### WHAT YOU WILL DO
Given the listing below, reproduce all of it exactly.

** Opening MATERIAL FOR THIS TASK block **

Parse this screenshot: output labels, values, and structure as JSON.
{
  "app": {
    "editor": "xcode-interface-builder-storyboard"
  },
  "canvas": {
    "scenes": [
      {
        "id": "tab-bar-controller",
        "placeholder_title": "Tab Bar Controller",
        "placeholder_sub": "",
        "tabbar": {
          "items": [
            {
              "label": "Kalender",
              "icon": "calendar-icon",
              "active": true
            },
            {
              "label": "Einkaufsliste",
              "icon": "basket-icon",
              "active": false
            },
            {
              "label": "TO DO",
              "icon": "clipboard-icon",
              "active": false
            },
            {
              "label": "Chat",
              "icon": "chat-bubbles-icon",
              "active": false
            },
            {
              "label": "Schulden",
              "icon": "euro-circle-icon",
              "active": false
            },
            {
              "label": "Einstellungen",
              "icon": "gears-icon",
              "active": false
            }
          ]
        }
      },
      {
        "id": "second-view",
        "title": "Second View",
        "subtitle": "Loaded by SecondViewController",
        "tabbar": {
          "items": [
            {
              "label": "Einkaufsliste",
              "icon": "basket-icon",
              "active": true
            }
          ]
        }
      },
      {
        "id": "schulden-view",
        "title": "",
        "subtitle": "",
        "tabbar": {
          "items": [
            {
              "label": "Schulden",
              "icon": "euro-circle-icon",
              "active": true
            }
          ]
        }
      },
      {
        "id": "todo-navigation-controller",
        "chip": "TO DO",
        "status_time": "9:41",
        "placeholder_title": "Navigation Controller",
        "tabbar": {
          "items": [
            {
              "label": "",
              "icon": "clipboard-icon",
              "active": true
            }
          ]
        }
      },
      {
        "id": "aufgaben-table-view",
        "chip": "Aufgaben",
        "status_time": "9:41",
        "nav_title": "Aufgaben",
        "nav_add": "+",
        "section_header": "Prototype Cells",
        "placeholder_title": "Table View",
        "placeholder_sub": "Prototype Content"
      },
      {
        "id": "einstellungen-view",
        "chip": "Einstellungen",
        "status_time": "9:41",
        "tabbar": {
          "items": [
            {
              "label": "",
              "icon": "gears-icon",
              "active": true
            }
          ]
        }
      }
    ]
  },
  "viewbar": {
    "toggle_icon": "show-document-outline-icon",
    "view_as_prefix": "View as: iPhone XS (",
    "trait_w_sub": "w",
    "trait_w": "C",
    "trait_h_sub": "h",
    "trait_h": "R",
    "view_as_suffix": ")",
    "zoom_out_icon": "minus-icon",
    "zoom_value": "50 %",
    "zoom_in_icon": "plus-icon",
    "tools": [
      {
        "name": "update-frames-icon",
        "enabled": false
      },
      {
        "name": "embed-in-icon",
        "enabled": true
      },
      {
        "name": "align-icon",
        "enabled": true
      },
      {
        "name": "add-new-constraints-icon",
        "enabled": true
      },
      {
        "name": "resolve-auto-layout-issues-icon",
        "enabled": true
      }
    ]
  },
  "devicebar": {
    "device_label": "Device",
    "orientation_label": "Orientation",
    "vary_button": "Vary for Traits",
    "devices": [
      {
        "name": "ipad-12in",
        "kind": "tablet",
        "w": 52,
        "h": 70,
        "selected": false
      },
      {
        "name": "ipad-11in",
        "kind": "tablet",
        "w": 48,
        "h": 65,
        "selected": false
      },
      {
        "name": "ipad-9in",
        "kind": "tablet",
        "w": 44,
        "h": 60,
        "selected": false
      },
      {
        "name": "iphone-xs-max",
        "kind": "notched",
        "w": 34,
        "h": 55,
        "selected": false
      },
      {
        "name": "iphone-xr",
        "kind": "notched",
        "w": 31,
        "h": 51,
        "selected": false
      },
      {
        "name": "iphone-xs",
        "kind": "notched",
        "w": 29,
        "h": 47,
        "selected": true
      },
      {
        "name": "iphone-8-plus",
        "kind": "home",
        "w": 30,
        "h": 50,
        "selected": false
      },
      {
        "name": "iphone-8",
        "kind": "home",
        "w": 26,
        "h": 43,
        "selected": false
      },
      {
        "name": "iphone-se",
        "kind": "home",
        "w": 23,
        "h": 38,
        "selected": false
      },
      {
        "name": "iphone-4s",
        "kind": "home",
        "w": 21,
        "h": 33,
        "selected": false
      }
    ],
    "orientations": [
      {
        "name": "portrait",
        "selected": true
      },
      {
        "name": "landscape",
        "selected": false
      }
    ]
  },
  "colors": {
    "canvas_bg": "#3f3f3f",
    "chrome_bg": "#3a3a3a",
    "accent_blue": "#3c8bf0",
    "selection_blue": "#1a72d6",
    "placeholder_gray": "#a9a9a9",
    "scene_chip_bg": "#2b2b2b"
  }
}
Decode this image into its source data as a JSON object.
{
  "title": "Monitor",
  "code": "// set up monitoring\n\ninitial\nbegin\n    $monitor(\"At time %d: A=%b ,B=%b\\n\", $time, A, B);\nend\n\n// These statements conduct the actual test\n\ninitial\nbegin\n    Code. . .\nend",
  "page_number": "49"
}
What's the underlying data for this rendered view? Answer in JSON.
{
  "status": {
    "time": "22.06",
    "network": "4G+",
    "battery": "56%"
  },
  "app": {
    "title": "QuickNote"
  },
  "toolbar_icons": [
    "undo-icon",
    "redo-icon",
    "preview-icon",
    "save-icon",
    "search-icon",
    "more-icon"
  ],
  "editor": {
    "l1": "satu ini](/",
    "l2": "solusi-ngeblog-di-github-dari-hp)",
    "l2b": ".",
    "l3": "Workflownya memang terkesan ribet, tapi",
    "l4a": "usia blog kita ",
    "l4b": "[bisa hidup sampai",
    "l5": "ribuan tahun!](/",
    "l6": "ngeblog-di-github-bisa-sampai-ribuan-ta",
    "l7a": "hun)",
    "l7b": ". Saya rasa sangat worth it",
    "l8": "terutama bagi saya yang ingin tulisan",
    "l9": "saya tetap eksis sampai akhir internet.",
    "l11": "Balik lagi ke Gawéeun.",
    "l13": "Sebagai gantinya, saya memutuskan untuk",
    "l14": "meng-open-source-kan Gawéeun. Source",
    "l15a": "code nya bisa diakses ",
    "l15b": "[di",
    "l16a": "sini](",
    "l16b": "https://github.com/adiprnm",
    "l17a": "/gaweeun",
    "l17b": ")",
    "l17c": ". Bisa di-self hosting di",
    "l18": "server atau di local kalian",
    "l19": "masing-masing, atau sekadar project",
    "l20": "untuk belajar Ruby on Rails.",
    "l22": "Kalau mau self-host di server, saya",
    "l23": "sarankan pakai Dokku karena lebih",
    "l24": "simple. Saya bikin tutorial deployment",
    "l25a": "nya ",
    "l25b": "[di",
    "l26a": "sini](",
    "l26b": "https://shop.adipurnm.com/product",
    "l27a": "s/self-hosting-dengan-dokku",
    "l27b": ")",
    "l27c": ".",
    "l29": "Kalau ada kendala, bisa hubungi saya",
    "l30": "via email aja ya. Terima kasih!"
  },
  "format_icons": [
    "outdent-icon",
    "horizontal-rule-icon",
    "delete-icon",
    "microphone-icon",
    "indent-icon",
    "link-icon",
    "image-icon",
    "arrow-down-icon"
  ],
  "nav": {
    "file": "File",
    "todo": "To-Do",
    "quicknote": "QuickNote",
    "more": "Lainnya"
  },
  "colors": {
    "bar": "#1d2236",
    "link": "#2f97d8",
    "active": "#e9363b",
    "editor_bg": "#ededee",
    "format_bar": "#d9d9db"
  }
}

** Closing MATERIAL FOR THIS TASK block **

### ANSWER TO THIS TASK
Parse this screenshot: output labels, values, and structure as JSON.
{
  "app": {
    "editor": "xcode-interface-builder-storyboard"
  },
  "canvas": {
    "scenes": [
      {
        "id": "tab-bar-controller",
        "placeholder_title": "Tab Bar Controller",
        "placeholder_sub": "",
        "tabbar": {
          "items": [
            {
              "label": "Kalender",
              "icon": "calendar-icon",
              "active": true
            },
            {
              "label": "Einkaufsliste",
              "icon": "basket-icon",
              "active": false
            },
            {
              "label": "TO DO",
              "icon": "clipboard-icon",
              "active": false
            },
            {
              "label": "Chat",
              "icon": "chat-bubbles-icon",
              "active": false
            },
            {
              "label": "Schulden",
              "icon": "euro-circle-icon",
              "active": false
            },
            {
              "label": "Einstellungen",
              "icon": "gears-icon",
              "active": false
            }
          ]
        }
      },
      {
        "id": "second-view",
        "title": "Second View",
        "subtitle": "Loaded by SecondViewController",
        "tabbar": {
          "items": [
            {
              "label": "Einkaufsliste",
              "icon": "basket-icon",
              "active": true
            }
          ]
        }
      },
      {
        "id": "schulden-view",
        "title": "",
        "subtitle": "",
        "tabbar": {
          "items": [
            {
              "label": "Schulden",
              "icon": "euro-circle-icon",
              "active": true
            }
          ]
        }
      },
      {
        "id": "todo-navigation-controller",
        "chip": "TO DO",
        "status_time": "9:41",
        "placeholder_title": "Navigation Controller",
        "tabbar": {
          "items": [
            {
              "label": "",
              "icon": "clipboard-icon",
              "active": true
            }
          ]
        }
      },
      {
        "id": "aufgaben-table-view",
        "chip": "Aufgaben",
        "status_time": "9:41",
        "nav_title": "Aufgaben",
        "nav_add": "+",
        "section_header": "Prototype Cells",
        "placeholder_title": "Table View",
        "placeholder_sub": "Prototype Content"
      },
      {
        "id": "einstellungen-view",
        "chip": "Einstellungen",
        "status_time": "9:41",
        "tabbar": {
          "items": [
            {
              "label": "",
              "icon": "gears-icon",
              "active": true
            }
          ]
        }
      }
    ]
  },
  "viewbar": {
    "toggle_icon": "show-document-outline-icon",
    "view_as_prefix": "View as: iPhone XS (",
    "trait_w_sub": "w",
    "trait_w": "C",
    "trait_h_sub": "h",
    "trait_h": "R",
    "view_as_suffix": ")",
    "zoom_out_icon": "minus-icon",
    "zoom_value": "50 %",
    "zoom_in_icon": "plus-icon",
    "tools": [
      {
        "name": "update-frames-icon",
        "enabled": false
      },
      {
        "name": "embed-in-icon",
        "enabled": true
      },
      {
        "name": "align-icon",
        "enabled": true
      },
      {
        "name": "add-new-constraints-icon",
        "enabled": true
      },
      {
        "name": "resolve-auto-layout-issues-icon",
        "enabled": true
      }
    ]
  },
  "devicebar": {
    "device_label": "Device",
    "orientation_label": "Orientation",
    "vary_button": "Vary for Traits",
    "devices": [
      {
        "name": "ipad-12in",
        "kind": "tablet",
        "w": 52,
        "h": 70,
        "selected": false
      },
      {
        "name": "ipad-11in",
        "kind": "tablet",
        "w": 48,
        "h": 65,
        "selected": false
      },
      {
        "name": "ipad-9in",
        "kind": "tablet",
        "w": 44,
        "h": 60,
        "selected": false
      },
      {
        "name": "iphone-xs-max",
        "kind": "notched",
        "w": 34,
        "h": 55,
        "selected": false
      },
      {
        "name": "iphone-xr",
        "kind": "notched",
        "w": 31,
        "h": 51,
        "selected": false
      },
      {
        "name": "iphone-xs",
        "kind": "notched",
        "w": 29,
        "h": 47,
        "selected": true
      },
      {
        "name": "iphone-8-plus",
        "kind": "home",
        "w": 30,
        "h": 50,
        "selected": false
      },
      {
        "name": "iphone-8",
        "kind": "home",
        "w": 26,
        "h": 43,
        "selected": false
      },
      {
        "name": "iphone-se",
        "kind": "home",
        "w": 23,
        "h": 38,
        "selected": false
      },
      {
        "name": "iphone-4s",
        "kind": "home",
        "w": 21,
        "h": 33,
        "selected": false
      }
    ],
    "orientations": [
      {
        "name": "portrait",
        "selected": true
      },
      {
        "name": "landscape",
        "selected": false
      }
    ]
  },
  "colors": {
    "canvas_bg": "#3f3f3f",
    "chrome_bg": "#3a3a3a",
    "accent_blue": "#3c8bf0",
    "selection_blue": "#1a72d6",
    "placeholder_gray": "#a9a9a9",
    "scene_chip_bg": "#2b2b2b"
  }
}
Decode this image into its source data as a JSON object.
{
  "title": "Monitor",
  "code": "// set up monitoring\n\ninitial\nbegin\n    $monitor(\"At time %d: A=%b ,B=%b\\n\", $time, A, B);\nend\n\n// These statements conduct the actual test\n\ninitial\nbegin\n    Code. . .\nend",
  "page_number": "49"
}
What's the underlying data for this rendered view? Answer in JSON.
{
  "status": {
    "time": "22.06",
    "network": "4G+",
    "battery": "56%"
  },
  "app": {
    "title": "QuickNote"
  },
  "toolbar_icons": [
    "undo-icon",
    "redo-icon",
    "preview-icon",
    "save-icon",
    "search-icon",
    "more-icon"
  ],
  "editor": {
    "l1": "satu ini](/",
    "l2": "solusi-ngeblog-di-github-dari-hp)",
    "l2b": ".",
    "l3": "Workflownya memang terkesan ribet, tapi",
    "l4a": "usia blog kita ",
    "l4b": "[bisa hidup sampai",
    "l5": "ribuan tahun!](/",
    "l6": "ngeblog-di-github-bisa-sampai-ribuan-ta",
    "l7a": "hun)",
    "l7b": ". Saya rasa sangat worth it",
    "l8": "terutama bagi saya yang ingin tulisan",
    "l9": "saya tetap eksis sampai akhir internet.",
    "l11": "Balik lagi ke Gawéeun.",
    "l13": "Sebagai gantinya, saya memutuskan untuk",
    "l14": "meng-open-source-kan Gawéeun. Source",
    "l15a": "code nya bisa diakses ",
    "l15b": "[di",
    "l16a": "sini](",
    "l16b": "https://github.com/adiprnm",
    "l17a": "/gaweeun",
    "l17b": ")",
    "l17c": ". Bisa di-self hosting di",
    "l18": "server atau di local kalian",
    "l19": "masing-masing, atau sekadar project",
    "l20": "untuk belajar Ruby on Rails.",
    "l22": "Kalau mau self-host di server, saya",
    "l23": "sarankan pakai Dokku karena lebih",
    "l24": "simple. Saya bikin tutorial deployment",
    "l25a": "nya ",
    "l25b": "[di",
    "l26a": "sini](",
    "l26b": "https://shop.adipurnm.com/product",
    "l27a": "s/self-hosting-dengan-dokku",
    "l27b": ")",
    "l27c": ".",
    "l29": "Kalau ada kendala, bisa hubungi saya",
    "l30": "via email aja ya. Terima kasih!"
  },
  "format_icons": [
    "outdent-icon",
    "horizontal-rule-icon",
    "delete-icon",
    "microphone-icon",
    "indent-icon",
    "link-icon",
    "image-icon",
    "arrow-down-icon"
  ],
  "nav": {
    "file": "File",
    "todo": "To-Do",
    "quicknote": "QuickNote",
    "more": "Lainnya"
  },
  "colors": {
    "bar": "#1d2236",
    "link": "#2f97d8",
    "active": "#e9363b",
    "editor_bg": "#ededee",
    "format_bar": "#d9d9db"
  }
}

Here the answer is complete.